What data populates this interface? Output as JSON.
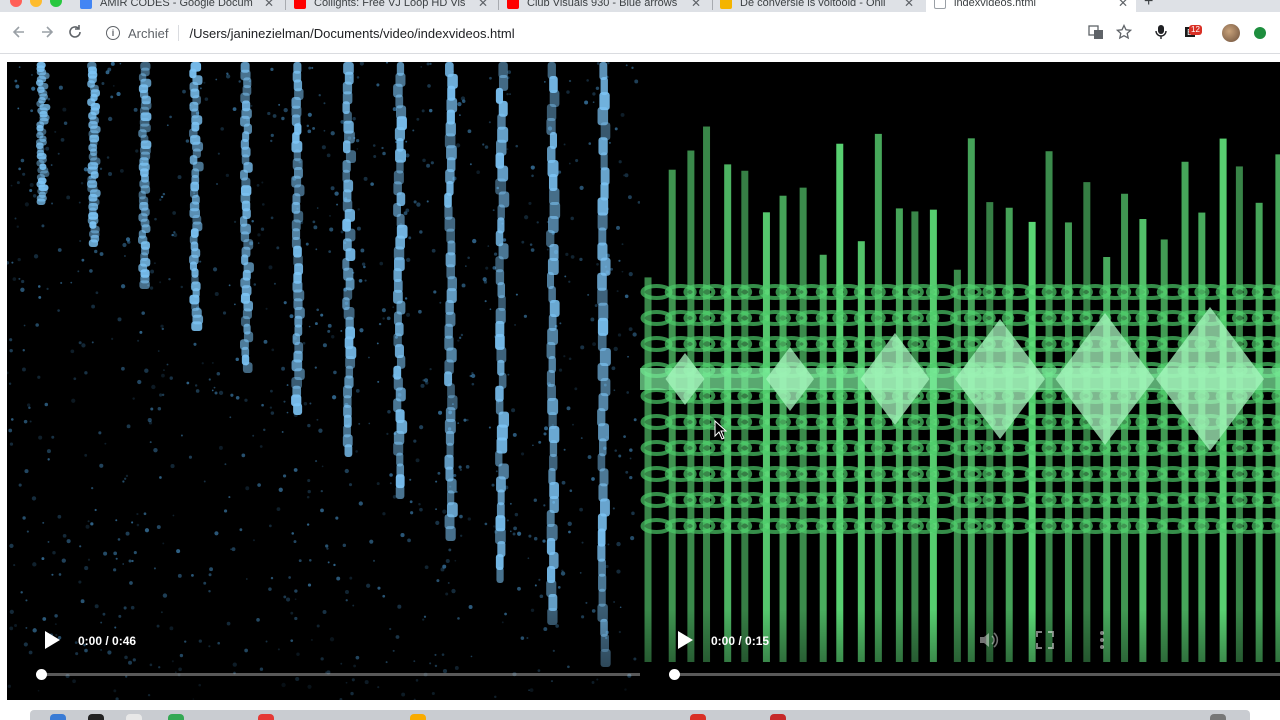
{
  "browser": {
    "tabs": [
      {
        "title": "AMIR CODES - Google Docum",
        "favicon_color": "#4285f4",
        "active": false
      },
      {
        "title": "Coliights: Free VJ Loop HD Vis",
        "favicon_color": "#ff0000",
        "active": false
      },
      {
        "title": "Club Visuals 930 - Blue arrows",
        "favicon_color": "#ff0000",
        "active": false
      },
      {
        "title": "De conversie is voltooid - Onli",
        "favicon_color": "#f4b400",
        "active": false
      },
      {
        "title": "indexvideos.html",
        "favicon_color": "#ffffff",
        "active": true
      }
    ],
    "address_bar": {
      "scheme_label": "Archief",
      "url": "/Users/janinezielman/Documents/video/indexvideos.html"
    },
    "extension_badge": "12"
  },
  "videos": [
    {
      "time": "0:00 / 0:46",
      "progress_fraction": 0.0,
      "accent": "#4fa3e0"
    },
    {
      "time": "0:00 / 0:15",
      "progress_fraction": 0.0,
      "accent": "#5fe07a"
    }
  ],
  "icons": {
    "back": "back-arrow-icon",
    "forward": "forward-arrow-icon",
    "reload": "reload-icon",
    "info": "info-icon",
    "translate": "translate-icon",
    "bookmark": "star-icon",
    "mic": "microphone-icon",
    "volume": "volume-icon",
    "fullscreen": "fullscreen-icon",
    "more": "more-vert-icon"
  }
}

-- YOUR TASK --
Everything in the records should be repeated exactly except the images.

-- ANSWER TO THIS PROBLEM --
What data populates this interface? Output as JSON.
{
  "browser": {
    "tabs": [
      {
        "title": "AMIR CODES - Google Docum",
        "favicon_color": "#4285f4",
        "active": false
      },
      {
        "title": "Coliights: Free VJ Loop HD Vis",
        "favicon_color": "#ff0000",
        "active": false
      },
      {
        "title": "Club Visuals 930 - Blue arrows",
        "favicon_color": "#ff0000",
        "active": false
      },
      {
        "title": "De conversie is voltooid - Onli",
        "favicon_color": "#f4b400",
        "active": false
      },
      {
        "title": "indexvideos.html",
        "favicon_color": "#ffffff",
        "active": true
      }
    ],
    "address_bar": {
      "scheme_label": "Archief",
      "url": "/Users/janinezielman/Documents/video/indexvideos.html"
    },
    "extension_badge": "12"
  },
  "videos": [
    {
      "time": "0:00 / 0:46",
      "progress_fraction": 0.0,
      "accent": "#4fa3e0"
    },
    {
      "time": "0:00 / 0:15",
      "progress_fraction": 0.0,
      "accent": "#5fe07a"
    }
  ],
  "icons": {
    "back": "back-arrow-icon",
    "forward": "forward-arrow-icon",
    "reload": "reload-icon",
    "info": "info-icon",
    "translate": "translate-icon",
    "bookmark": "star-icon",
    "mic": "microphone-icon",
    "volume": "volume-icon",
    "fullscreen": "fullscreen-icon",
    "more": "more-vert-icon"
  }
}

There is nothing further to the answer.